WORK INSTRUCTIONS ::
Both ends included, set down the lines from the line containing "Extract the structured" through the last line of the records below, without pictures.

ENTRIES PROVIDED ::

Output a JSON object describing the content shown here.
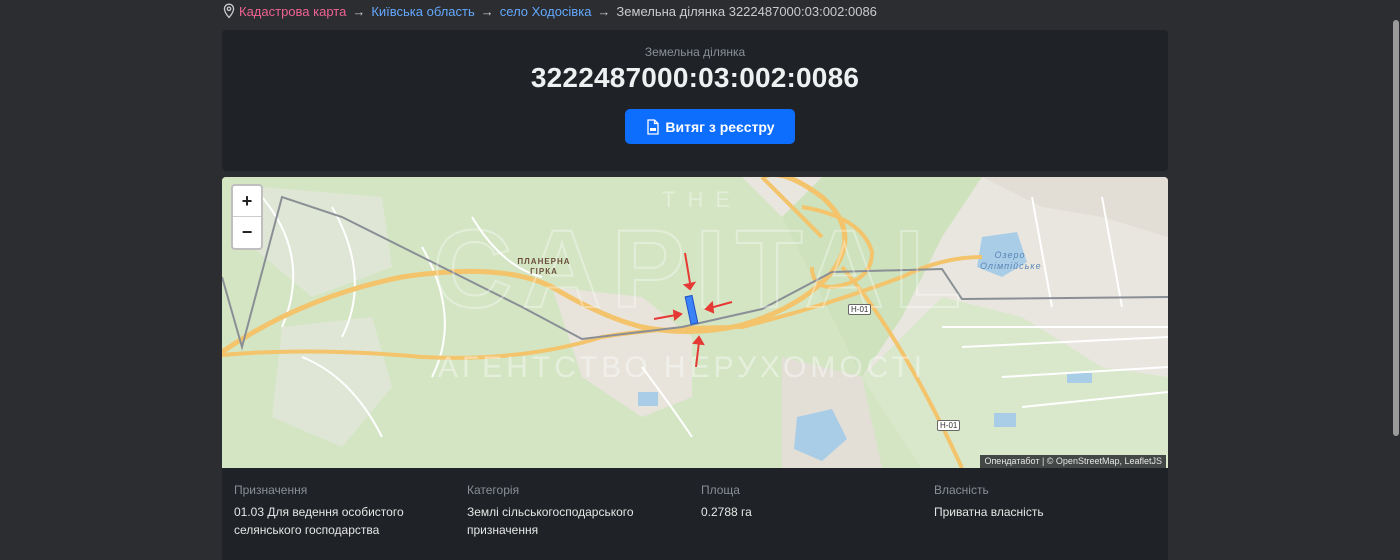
{
  "breadcrumb": {
    "items": [
      {
        "label": "Кадастрова карта"
      },
      {
        "label": "Київська область"
      },
      {
        "label": "село Ходосівка"
      },
      {
        "label": "Земельна ділянка 3222487000:03:002:0086"
      }
    ],
    "separator": "→"
  },
  "parcel": {
    "subtitle": "Земельна ділянка",
    "number": "3222487000:03:002:0086",
    "extract_button": "Витяг з реєстру"
  },
  "map": {
    "zoom_in": "+",
    "zoom_out": "−",
    "place_label": "ПЛАНЕРНА\nГІРКА",
    "lake_label": "Озеро\nОлімпійське",
    "road_shield_1": "Н-01",
    "road_shield_2": "Н-01",
    "watermark_line1": "THE",
    "watermark_line2": "CAPITAL",
    "watermark_line3": "АГЕНТСТВО НЕРУХОМОСТІ",
    "attribution": "Опендатабот | © OpenStreetMap, LeafletJS"
  },
  "details": {
    "purpose": {
      "label": "Призначення",
      "value": "01.03 Для ведення особистого селянського господарства"
    },
    "category": {
      "label": "Категорія",
      "value": "Землі сільськогосподарського призначення"
    },
    "area": {
      "label": "Площа",
      "value": "0.2788 га"
    },
    "ownership": {
      "label": "Власність",
      "value": "Приватна власність"
    }
  },
  "colors": {
    "background": "#2b2d30",
    "card": "#1f2226",
    "primary_button": "#0d6efd",
    "breadcrumb_root": "#f06292",
    "breadcrumb_link": "#64a8ff",
    "parcel_highlight": "#3b82f6",
    "marker_arrows": "#e53935"
  },
  "icons": {
    "location": "map-pin-icon",
    "document": "pdf-document-icon"
  }
}
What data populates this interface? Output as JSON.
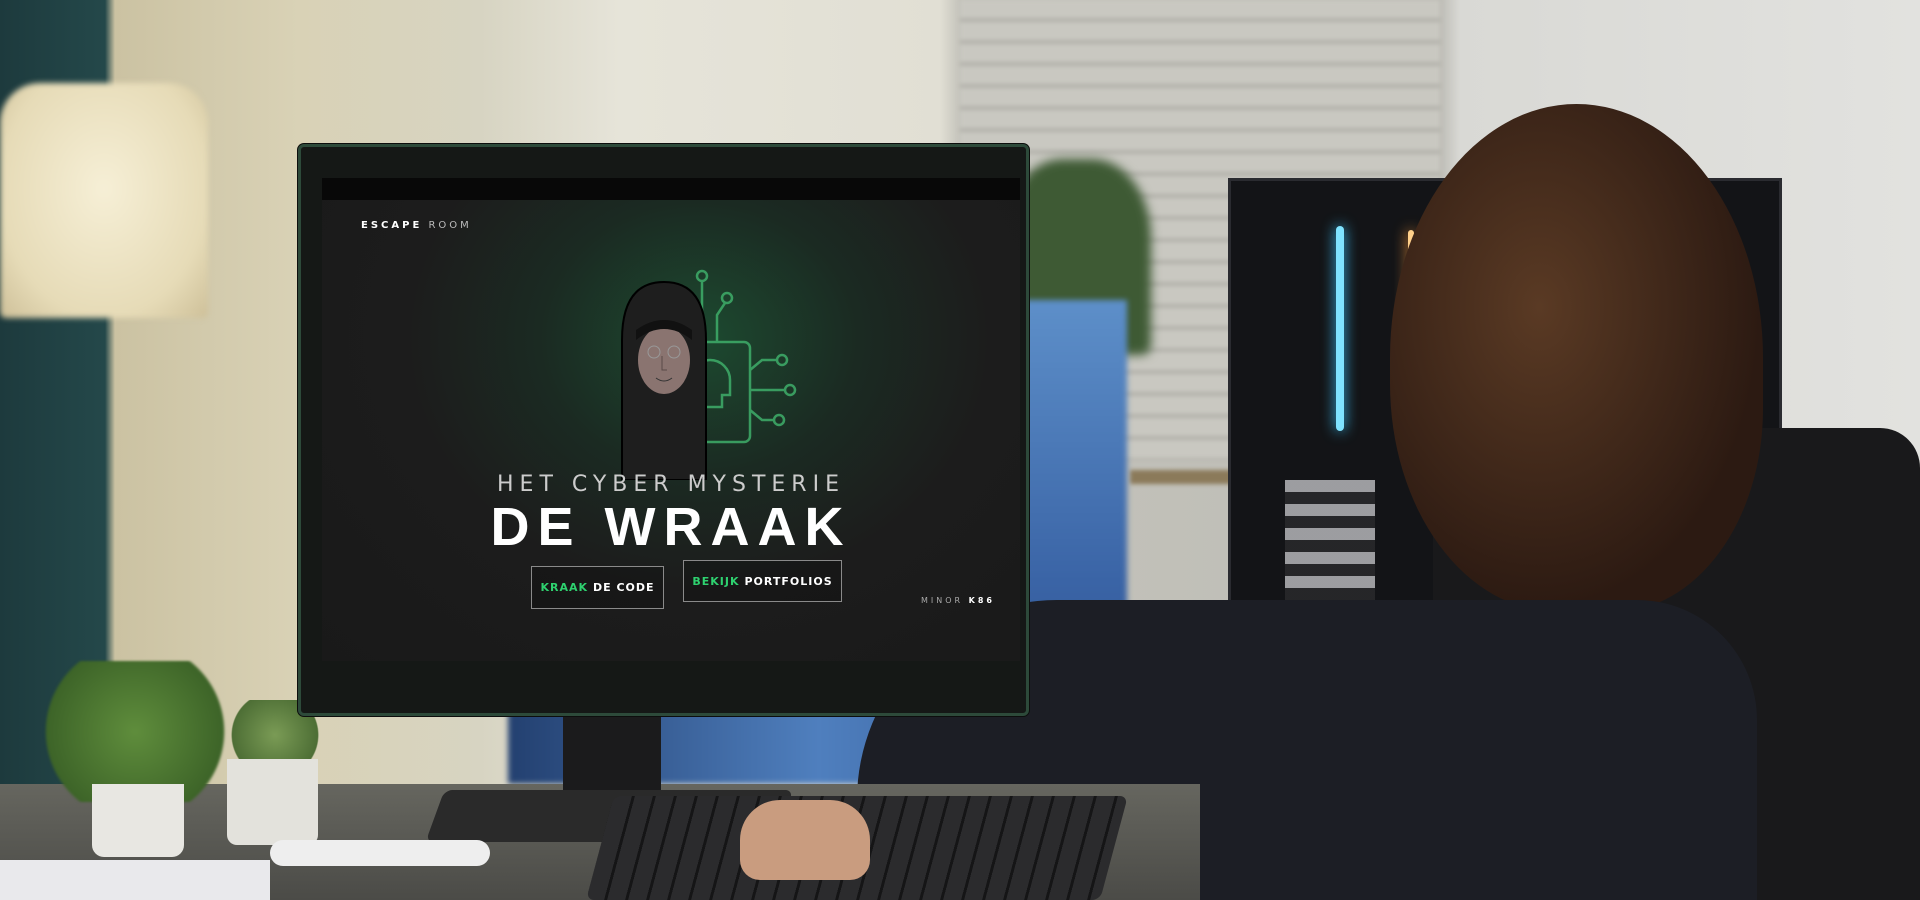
{
  "site": {
    "brand": {
      "bold": "ESCAPE",
      "light": "ROOM"
    },
    "subtitle": "HET CYBER MYSTERIE",
    "title": "DE WRAAK",
    "buttons": [
      {
        "highlight": "KRAAK",
        "label": "DE CODE"
      },
      {
        "highlight": "BEKIJK",
        "label": "PORTFOLIOS"
      }
    ],
    "footer": {
      "light": "MINOR",
      "bold": "K86"
    }
  },
  "colors": {
    "accent": "#2ed16f",
    "screen_bg": "#1c1c1c"
  }
}
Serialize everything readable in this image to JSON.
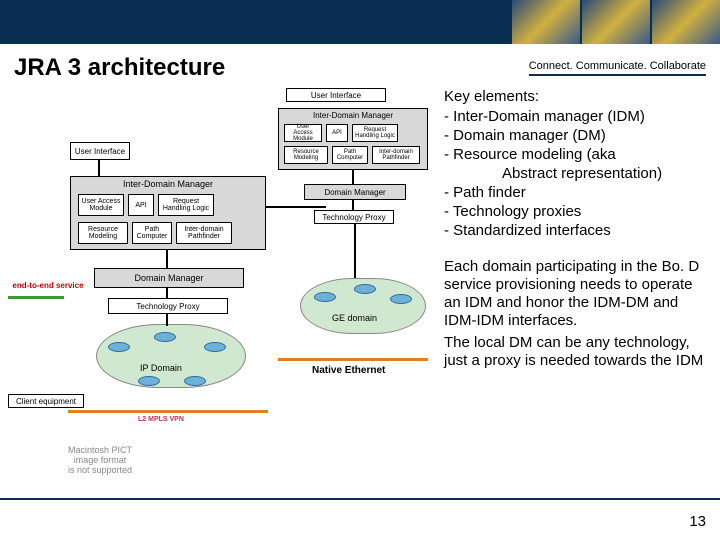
{
  "header": {
    "title": "JRA 3 architecture",
    "tagline": "Connect. Communicate. Collaborate"
  },
  "text": {
    "key_heading": "Key elements:",
    "items": [
      "- Inter-Domain manager (IDM)",
      "- Domain manager (DM)",
      "-  Resource modeling (aka",
      "-  Path finder",
      "-  Technology proxies",
      "-  Standardized interfaces"
    ],
    "item_indent": "Abstract representation)",
    "para1": "Each domain participating in the Bo. D service provisioning needs to operate an IDM and honor the IDM-DM and IDM-IDM interfaces.",
    "para2": "The local DM can be any technology, just a proxy is needed towards the IDM"
  },
  "diagram": {
    "ui_small": "User Interface",
    "idm_small": "Inter-Domain Manager",
    "ua_mod": "User Access Module",
    "api": "API",
    "req_logic": "Request Handling Logic",
    "res_mod": "Resource Modeling",
    "pathc": "Path Computer",
    "idp": "Inter-domain Pathfinder",
    "ui": "User Interface",
    "idm": "Inter-Domain Manager",
    "dm_small": "Domain Manager",
    "tp_small": "Technology Proxy",
    "dm": "Domain Manager",
    "tp": "Technology Proxy",
    "e2e": "end-to-end service",
    "client": "Client equipment",
    "ip_domain": "IP Domain",
    "ge_domain": "GE domain",
    "l2": "L2 MPLS VPN",
    "native_eth": "Native Ethernet",
    "pict_note": "Macintosh PICT\nimage format\nis not supported"
  },
  "page_number": "13"
}
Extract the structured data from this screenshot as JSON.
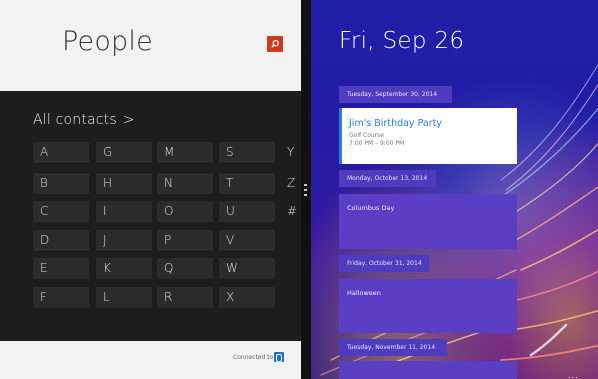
{
  "people": {
    "title": "People",
    "all_contacts_label": "All contacts",
    "all_contacts_chevron": ">",
    "letters": [
      "A",
      "B",
      "C",
      "D",
      "E",
      "F",
      "G",
      "H",
      "I",
      "J",
      "K",
      "L",
      "M",
      "N",
      "O",
      "P",
      "Q",
      "R",
      "S",
      "T",
      "U",
      "V",
      "W",
      "X",
      "Y",
      "Z",
      "#"
    ],
    "footer": {
      "connected_label": "Connected to",
      "service_icon": "outlook-icon"
    },
    "search_icon": "search-icon",
    "accent_color": "#d13b1d"
  },
  "calendar": {
    "date_title": "Fri, Sep 26",
    "days": [
      {
        "header": "Tuesday, September 30, 2014",
        "event": {
          "title": "Jim's Birthday Party",
          "location": "Golf Course",
          "time": "7:00 PM – 9:00 PM"
        }
      },
      {
        "header": "Monday, October 13, 2014",
        "event": {
          "title": "Columbus Day"
        }
      },
      {
        "header": "Friday, October 31, 2014",
        "event": {
          "title": "Halloween"
        }
      },
      {
        "header": "Tuesday, November 11, 2014"
      }
    ],
    "more_label": "...",
    "event_accent_color": "#2d7bd6"
  }
}
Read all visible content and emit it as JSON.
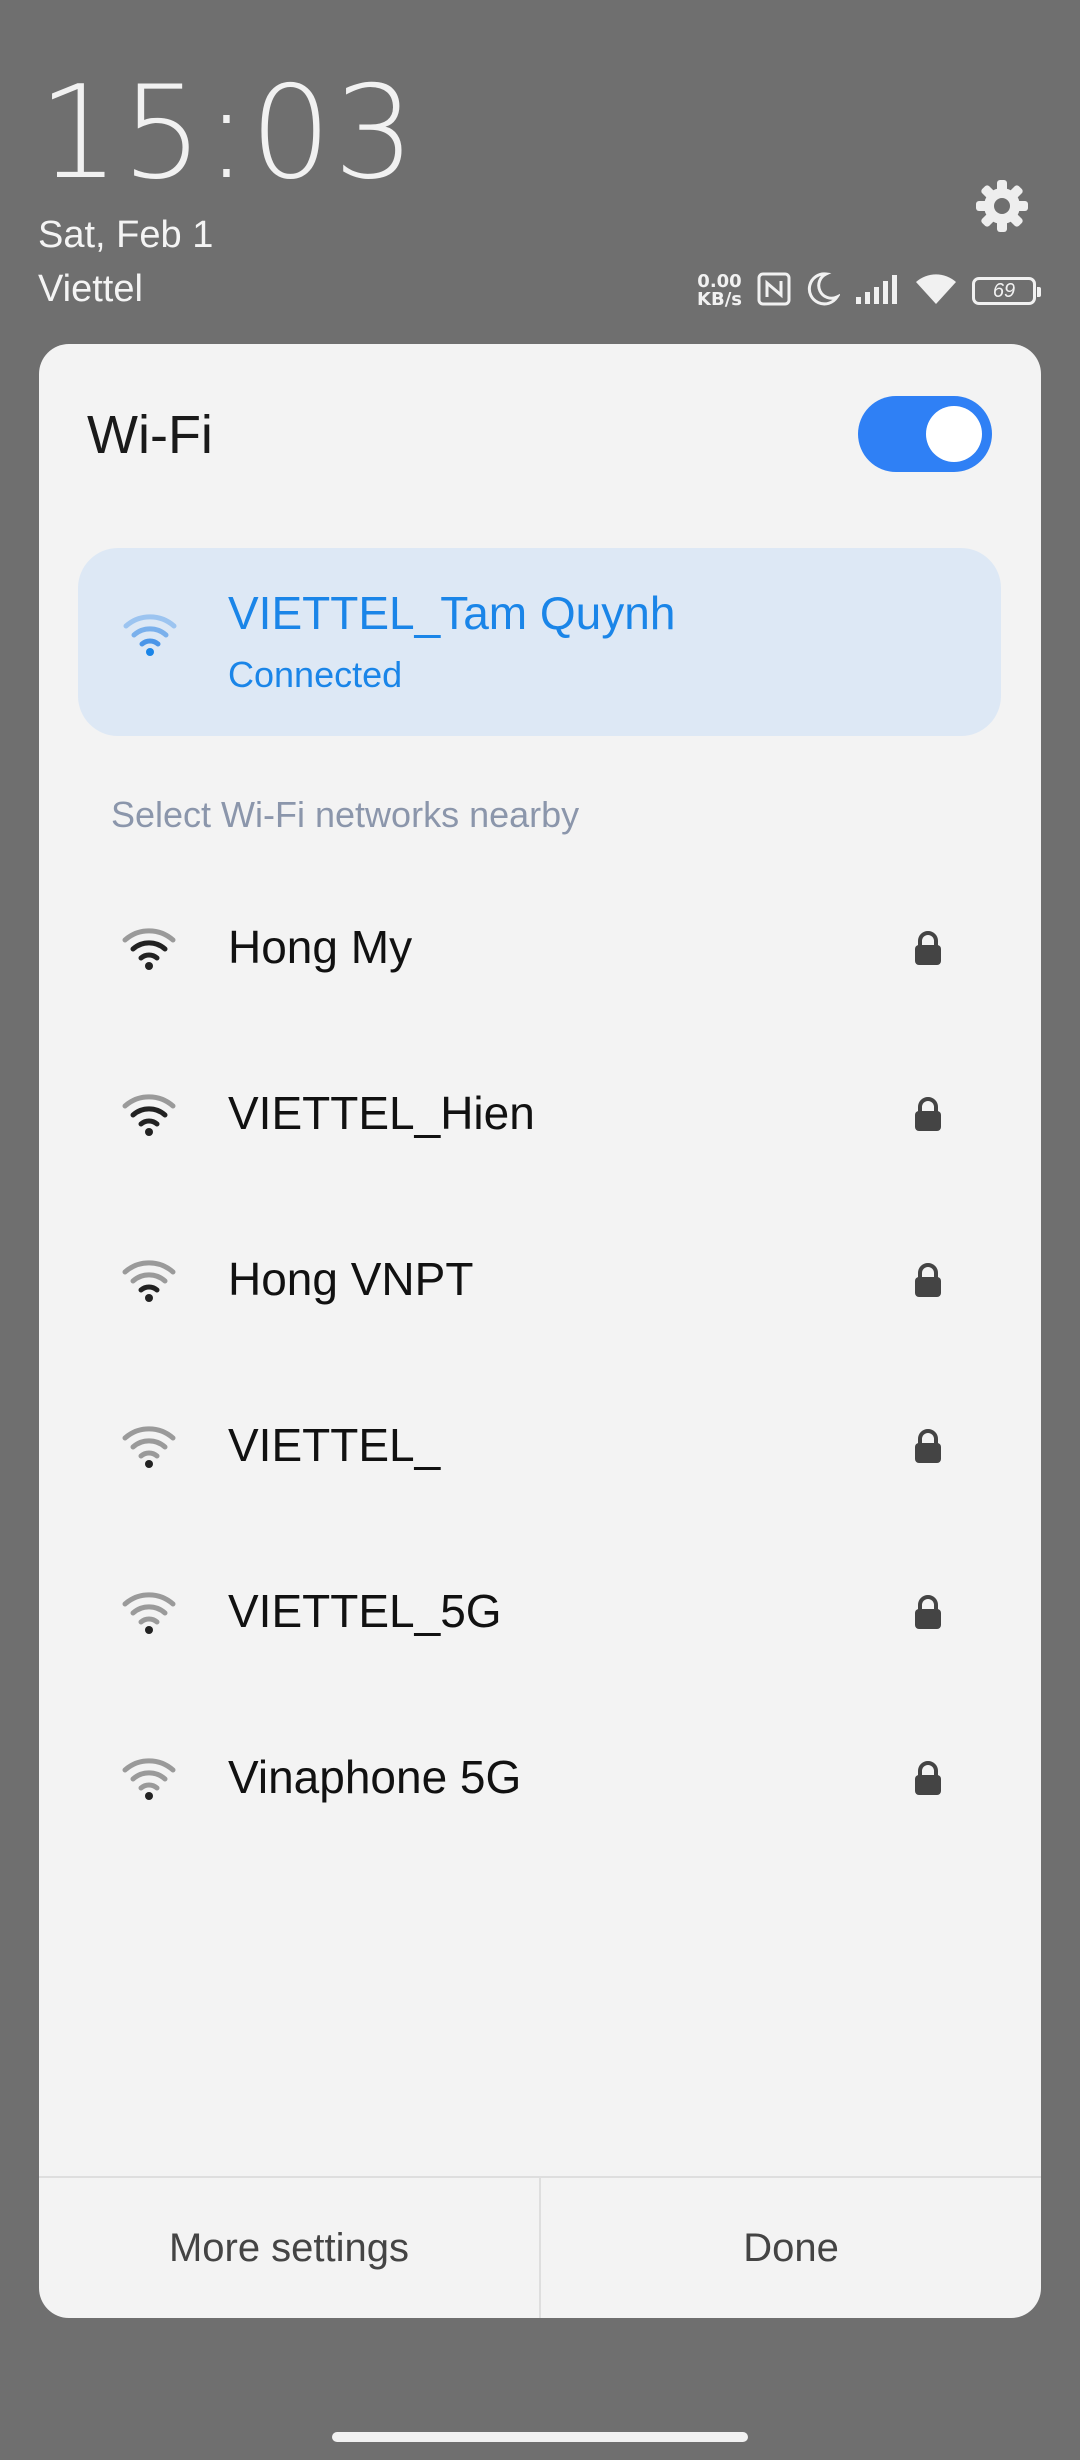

ANSWER SPACE ::
Extract the structured data from this screenshot as JSON.
{
  "people": {
    "title": "People",
    "all_contacts_label": "All contacts",
    "all_contacts_chevron": ">",
    "letters": [
      "A",
      "B",
      "C",
      "D",
      "E",
      "F",
      "G",
      "H",
      "I",
      "J",
      "K",
      "L",
      "M",
      "N",
      "O",
      "P",
      "Q",
      "R",
      "S",
      "T",
      "U",
      "V",
      "W",
      "X",
      "Y",
      "Z",
      "#"
    ],
    "footer": {
      "connected_label": "Connected to",
      "service_icon": "outlook-icon"
    },
    "search_icon": "search-icon",
    "accent_color": "#d13b1d"
  },
  "calendar": {
    "date_title": "Fri, Sep 26",
    "days": [
      {
        "header": "Tuesday, September 30, 2014",
        "event": {
          "title": "Jim's Birthday Party",
          "location": "Golf Course",
          "time": "7:00 PM – 9:00 PM"
        }
      },
      {
        "header": "Monday, October 13, 2014",
        "event": {
          "title": "Columbus Day"
        }
      },
      {
        "header": "Friday, October 31, 2014",
        "event": {
          "title": "Halloween"
        }
      },
      {
        "header": "Tuesday, November 11, 2014"
      }
    ],
    "more_label": "...",
    "event_accent_color": "#2d7bd6"
  }
}
Read all visible content and emit it as JSON.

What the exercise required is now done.